  • Risk Assessment and Management: Comprehensive evaluations to identify and manage ICT risks in line with DORA requirements. This includes establishing a risk management framework that encompasses identification, protection, detection, response, recovery, and continuous learning from ICT-related incidents.
  • Digital Operational Resilience Testing: Implementation of a structured testing program, including penetration testing and vulnerability assessments, to evaluate the resilience of ICT systems against disruptions and cyber threats. This should align with DORA ’s stipulations for regular and rigorous testing.
  • Incident Management and Reporting: Assistance in developing and refining procedures for managing and classifying ICT-related incidents, ensuring timely and compliant reporting of such incidents to relevant authorities. This includes the creation of effective crisis communication strategies.
  • Third-Party Risk Management: Guidance on managing risks associated with ICT third-party service providers, including conducting due diligence, negotiating contracts that align with DORA ’s standards, and planning for the termination of contracts and stressed exits.
  • Compliance Audits and Gap Analysis: Conduct audits to assess current practices against DORA ’s requirements, identify gaps, and provide actionable recommendations to achieve compliance.
  • Regulatory Advisory Services: Expert advice on the interpretation of DORA regulations and how they apply to specific operations, including updates on regulatory changes and how they impact compliance efforts.
  • Training and Awareness Programs: Design and deliver training sessions to enhance the cyber security knowledge and awareness of all staff members, ensuring they understand their role in maintaining operational resilience.
  • Information Sharing Frameworks: Assistance in establishing frameworks for sharing information on cyber threats and vulnerabilities with peers and industry bodies, as encouraged under DORA, to enhance sector-wide resilience.
  • Strategic Cyber Security Consulting: Strategic advice on aligning cyber security efforts with business objectives, ensuring that investments in cyber security provide the maximum benefit in terms of resilience and compliance.

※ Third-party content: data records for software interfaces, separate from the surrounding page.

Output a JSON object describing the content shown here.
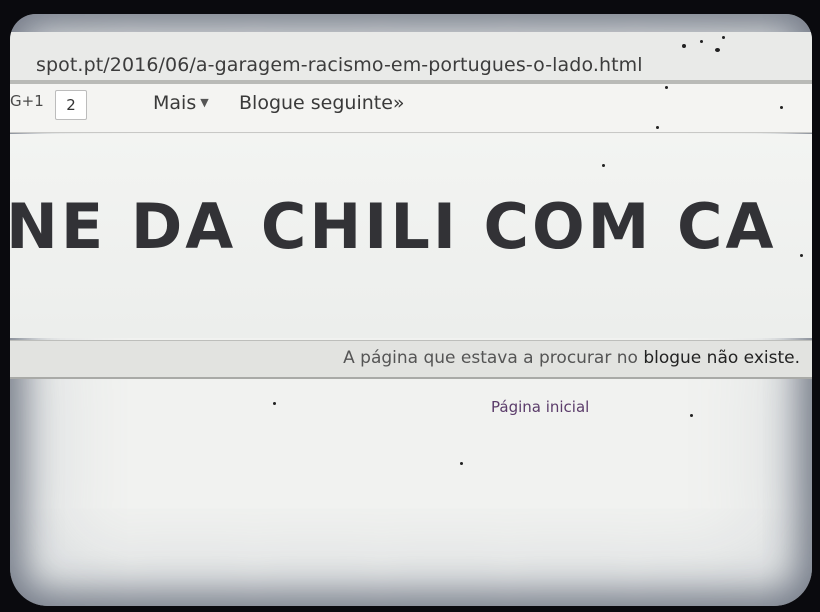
{
  "browser": {
    "url": "spot.pt/2016/06/a-garagem-racismo-em-portugues-o-lado.html"
  },
  "navbar": {
    "gplus_label": "G+1",
    "gplus_count": "2",
    "more_label": "Mais",
    "next_blog_label": "Blogue seguinte»"
  },
  "blog": {
    "title": "NE DA CHILI COM CA"
  },
  "status": {
    "message_prefix": "A página que estava a procurar no",
    "message_suffix": "blogue não existe."
  },
  "links": {
    "home": "Página inicial"
  }
}
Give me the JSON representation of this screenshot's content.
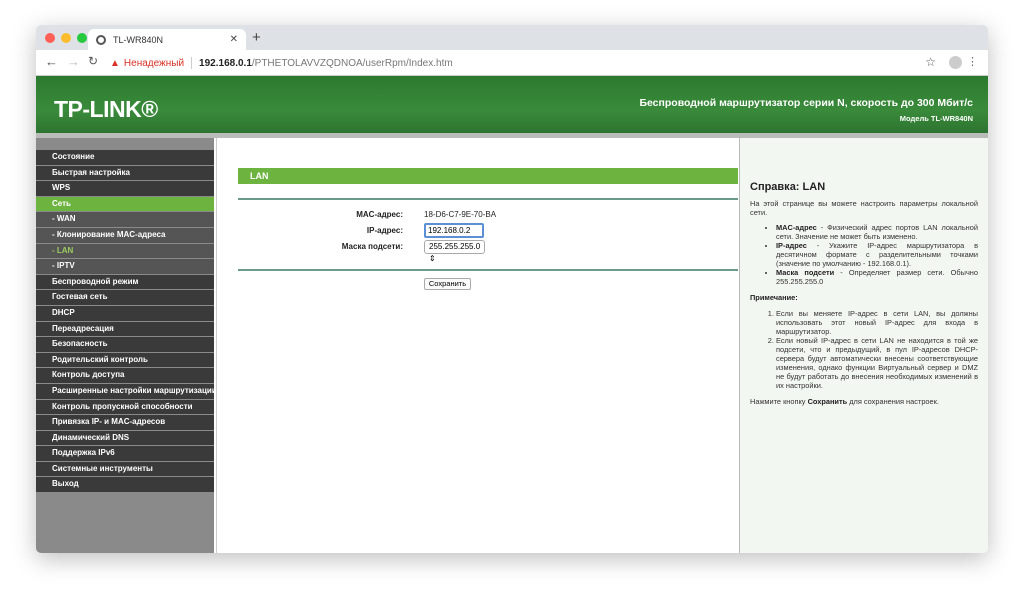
{
  "browser": {
    "tab_title": "TL-WR840N",
    "security": "Ненадежный",
    "url_host": "192.168.0.1",
    "url_path": "/PTHETOLAVVZQDNOA/userRpm/Index.htm"
  },
  "header": {
    "logo": "TP-LINK®",
    "title": "Беспроводной маршрутизатор серии N, скорость до 300 Мбит/с",
    "model": "Модель TL-WR840N"
  },
  "sidebar": {
    "items": [
      {
        "label": "Состояние",
        "type": "main"
      },
      {
        "label": "Быстрая настройка",
        "type": "main"
      },
      {
        "label": "WPS",
        "type": "main"
      },
      {
        "label": "Сеть",
        "type": "active"
      },
      {
        "label": "- WAN",
        "type": "sub"
      },
      {
        "label": "- Клонирование MAC-адреса",
        "type": "sub"
      },
      {
        "label": "- LAN",
        "type": "cur"
      },
      {
        "label": "- IPTV",
        "type": "sub"
      },
      {
        "label": "Беспроводной режим",
        "type": "main"
      },
      {
        "label": "Гостевая сеть",
        "type": "main"
      },
      {
        "label": "DHCP",
        "type": "main"
      },
      {
        "label": "Переадресация",
        "type": "main"
      },
      {
        "label": "Безопасность",
        "type": "main"
      },
      {
        "label": "Родительский контроль",
        "type": "main"
      },
      {
        "label": "Контроль доступа",
        "type": "main"
      },
      {
        "label": "Расширенные настройки маршрутизации",
        "type": "main"
      },
      {
        "label": "Контроль пропускной способности",
        "type": "main"
      },
      {
        "label": "Привязка IP- и MAC-адресов",
        "type": "main"
      },
      {
        "label": "Динамический DNS",
        "type": "main"
      },
      {
        "label": "Поддержка IPv6",
        "type": "main"
      },
      {
        "label": "Системные инструменты",
        "type": "main"
      },
      {
        "label": "Выход",
        "type": "main"
      }
    ]
  },
  "main": {
    "section": "LAN",
    "mac_label": "MAC-адрес:",
    "mac_value": "18-D6-C7-9E-70-BA",
    "ip_label": "IP-адрес:",
    "ip_value": "192.168.0.2",
    "mask_label": "Маска подсети:",
    "mask_value": "255.255.255.0",
    "save": "Сохранить"
  },
  "help": {
    "title": "Справка: LAN",
    "intro": "На этой странице вы можете настроить параметры локальной сети.",
    "bullets": [
      {
        "term": "MAC-адрес",
        "text": " - Физический адрес портов LAN локальной сети. Значение не может быть изменено."
      },
      {
        "term": "IP-адрес",
        "text": " - Укажите IP-адрес маршрутизатора в десятичном формате с разделительными точками (значение по умолчанию - 192.168.0.1)."
      },
      {
        "term": "Маска подсети",
        "text": " - Определяет размер сети. Обычно 255.255.255.0"
      }
    ],
    "note_title": "Примечание:",
    "notes": [
      "Если вы меняете IP-адрес в сети LAN, вы должны использовать этот новый IP-адрес для входа в маршрутизатор.",
      "Если новый IP-адрес в сети LAN не находится в той же подсети, что и предыдущий, в пул IP-адресов DHCP-сервера будут автоматически внесены соответствующие изменения, однако функции Виртуальный сервер и DMZ не будут работать до внесения необходимых изменений в их настройки."
    ],
    "footer_pre": "Нажмите кнопку ",
    "footer_bold": "Сохранить",
    "footer_post": " для сохранения настроек."
  }
}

The Need for Specialised Cyber Security Consultancy

Navigating DORA's intricacies, especially for companies without in-house cyber security, highlights the importance of working with a specialised cyber security company. A consultant with a focus on strategic consulting rather than specific tools or technology can provide tailored solutions based on an entity's unique risk profile, operational dynamics, and regulatory duties. At 2&20, we are working with firms impacted by DORA to select the most qualified and best consultancies to deliver DORA compliance checks and DORA resilience programmes, and we will be happy to recommend those we find adhering to best practices.

A specialised cyber security consulting firm delivers a comprehensive awareness of the financial sector's regulatory structure, as well as competence in cutting-edge cyber security procedures. This dual skill is critical for transforming DORA's legal mandates into practical, successful cybersecurity solutions. This collaboration can help UK firms understand DORA 's standards, streamline the compliance journey, and embed resilience into their operations. Creating strategic advantages that go beyond compliance.